App and web page records

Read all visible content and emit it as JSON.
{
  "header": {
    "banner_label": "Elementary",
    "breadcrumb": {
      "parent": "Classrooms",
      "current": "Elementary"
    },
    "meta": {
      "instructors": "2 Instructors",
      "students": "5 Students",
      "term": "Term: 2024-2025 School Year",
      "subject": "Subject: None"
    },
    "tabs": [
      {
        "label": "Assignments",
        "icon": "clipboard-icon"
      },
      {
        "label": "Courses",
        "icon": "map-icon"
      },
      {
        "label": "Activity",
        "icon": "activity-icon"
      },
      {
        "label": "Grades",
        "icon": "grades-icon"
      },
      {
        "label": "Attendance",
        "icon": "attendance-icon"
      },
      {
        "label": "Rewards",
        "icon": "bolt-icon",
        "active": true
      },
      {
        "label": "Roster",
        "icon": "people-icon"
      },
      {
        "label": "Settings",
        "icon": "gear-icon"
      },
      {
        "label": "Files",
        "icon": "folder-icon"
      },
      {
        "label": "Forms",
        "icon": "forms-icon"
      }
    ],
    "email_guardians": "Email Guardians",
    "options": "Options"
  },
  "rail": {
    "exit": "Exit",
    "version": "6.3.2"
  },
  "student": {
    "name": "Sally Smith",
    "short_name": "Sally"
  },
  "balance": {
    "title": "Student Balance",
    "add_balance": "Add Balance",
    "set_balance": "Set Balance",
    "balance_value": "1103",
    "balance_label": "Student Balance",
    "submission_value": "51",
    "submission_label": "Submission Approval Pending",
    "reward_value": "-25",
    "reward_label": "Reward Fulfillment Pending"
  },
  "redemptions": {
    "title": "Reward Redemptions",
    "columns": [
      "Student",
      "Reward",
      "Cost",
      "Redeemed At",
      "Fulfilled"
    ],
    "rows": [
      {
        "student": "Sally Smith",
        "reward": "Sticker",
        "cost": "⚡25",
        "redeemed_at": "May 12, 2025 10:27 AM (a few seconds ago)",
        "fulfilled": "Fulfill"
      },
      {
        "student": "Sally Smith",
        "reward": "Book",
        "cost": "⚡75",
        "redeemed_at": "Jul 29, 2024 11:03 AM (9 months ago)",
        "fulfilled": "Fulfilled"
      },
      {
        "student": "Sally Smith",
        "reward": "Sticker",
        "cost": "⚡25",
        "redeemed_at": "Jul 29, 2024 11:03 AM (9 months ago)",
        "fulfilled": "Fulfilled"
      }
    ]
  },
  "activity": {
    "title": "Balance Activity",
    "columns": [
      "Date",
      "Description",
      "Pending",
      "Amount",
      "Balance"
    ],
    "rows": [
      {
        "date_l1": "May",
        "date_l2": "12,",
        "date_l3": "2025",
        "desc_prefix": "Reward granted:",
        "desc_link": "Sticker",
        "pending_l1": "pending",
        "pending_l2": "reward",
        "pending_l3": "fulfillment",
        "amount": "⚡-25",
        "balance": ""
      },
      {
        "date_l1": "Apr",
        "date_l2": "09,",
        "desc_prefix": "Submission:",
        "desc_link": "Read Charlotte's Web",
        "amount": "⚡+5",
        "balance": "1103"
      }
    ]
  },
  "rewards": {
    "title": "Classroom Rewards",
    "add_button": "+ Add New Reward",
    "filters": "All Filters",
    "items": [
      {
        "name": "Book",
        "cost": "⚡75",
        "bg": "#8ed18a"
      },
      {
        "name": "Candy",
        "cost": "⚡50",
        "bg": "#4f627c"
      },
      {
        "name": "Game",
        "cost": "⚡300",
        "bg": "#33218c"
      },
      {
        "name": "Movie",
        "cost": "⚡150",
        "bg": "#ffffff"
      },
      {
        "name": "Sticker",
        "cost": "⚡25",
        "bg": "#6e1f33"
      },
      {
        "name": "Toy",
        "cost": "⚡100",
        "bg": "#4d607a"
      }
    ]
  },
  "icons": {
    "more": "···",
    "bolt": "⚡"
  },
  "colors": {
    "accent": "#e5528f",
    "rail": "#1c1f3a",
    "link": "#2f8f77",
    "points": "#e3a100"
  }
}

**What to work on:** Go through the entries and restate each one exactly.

**Exercise response:**
Read all visible content and emit it as JSON.
{
  "header": {
    "banner_label": "Elementary",
    "breadcrumb": {
      "parent": "Classrooms",
      "current": "Elementary"
    },
    "meta": {
      "instructors": "2 Instructors",
      "students": "5 Students",
      "term": "Term: 2024-2025 School Year",
      "subject": "Subject: None"
    },
    "tabs": [
      {
        "label": "Assignments",
        "icon": "clipboard-icon"
      },
      {
        "label": "Courses",
        "icon": "map-icon"
      },
      {
        "label": "Activity",
        "icon": "activity-icon"
      },
      {
        "label": "Grades",
        "icon": "grades-icon"
      },
      {
        "label": "Attendance",
        "icon": "attendance-icon"
      },
      {
        "label": "Rewards",
        "icon": "bolt-icon",
        "active": true
      },
      {
        "label": "Roster",
        "icon": "people-icon"
      },
      {
        "label": "Settings",
        "icon": "gear-icon"
      },
      {
        "label": "Files",
        "icon": "folder-icon"
      },
      {
        "label": "Forms",
        "icon": "forms-icon"
      }
    ],
    "email_guardians": "Email Guardians",
    "options": "Options"
  },
  "rail": {
    "exit": "Exit",
    "version": "6.3.2"
  },
  "student": {
    "name": "Sally Smith",
    "short_name": "Sally"
  },
  "balance": {
    "title": "Student Balance",
    "add_balance": "Add Balance",
    "set_balance": "Set Balance",
    "balance_value": "1103",
    "balance_label": "Student Balance",
    "submission_value": "51",
    "submission_label": "Submission Approval Pending",
    "reward_value": "-25",
    "reward_label": "Reward Fulfillment Pending"
  },
  "redemptions": {
    "title": "Reward Redemptions",
    "columns": [
      "Student",
      "Reward",
      "Cost",
      "Redeemed At",
      "Fulfilled"
    ],
    "rows": [
      {
        "student": "Sally Smith",
        "reward": "Sticker",
        "cost": "⚡25",
        "redeemed_at": "May 12, 2025 10:27 AM (a few seconds ago)",
        "fulfilled": "Fulfill"
      },
      {
        "student": "Sally Smith",
        "reward": "Book",
        "cost": "⚡75",
        "redeemed_at": "Jul 29, 2024 11:03 AM (9 months ago)",
        "fulfilled": "Fulfilled"
      },
      {
        "student": "Sally Smith",
        "reward": "Sticker",
        "cost": "⚡25",
        "redeemed_at": "Jul 29, 2024 11:03 AM (9 months ago)",
        "fulfilled": "Fulfilled"
      }
    ]
  },
  "activity": {
    "title": "Balance Activity",
    "columns": [
      "Date",
      "Description",
      "Pending",
      "Amount",
      "Balance"
    ],
    "rows": [
      {
        "date_l1": "May",
        "date_l2": "12,",
        "date_l3": "2025",
        "desc_prefix": "Reward granted:",
        "desc_link": "Sticker",
        "pending_l1": "pending",
        "pending_l2": "reward",
        "pending_l3": "fulfillment",
        "amount": "⚡-25",
        "balance": ""
      },
      {
        "date_l1": "Apr",
        "date_l2": "09,",
        "desc_prefix": "Submission:",
        "desc_link": "Read Charlotte's Web",
        "amount": "⚡+5",
        "balance": "1103"
      }
    ]
  },
  "rewards": {
    "title": "Classroom Rewards",
    "add_button": "+ Add New Reward",
    "filters": "All Filters",
    "items": [
      {
        "name": "Book",
        "cost": "⚡75",
        "bg": "#8ed18a"
      },
      {
        "name": "Candy",
        "cost": "⚡50",
        "bg": "#4f627c"
      },
      {
        "name": "Game",
        "cost": "⚡300",
        "bg": "#33218c"
      },
      {
        "name": "Movie",
        "cost": "⚡150",
        "bg": "#ffffff"
      },
      {
        "name": "Sticker",
        "cost": "⚡25",
        "bg": "#6e1f33"
      },
      {
        "name": "Toy",
        "cost": "⚡100",
        "bg": "#4d607a"
      }
    ]
  },
  "icons": {
    "more": "···",
    "bolt": "⚡"
  },
  "colors": {
    "accent": "#e5528f",
    "rail": "#1c1f3a",
    "link": "#2f8f77",
    "points": "#e3a100"
  }
}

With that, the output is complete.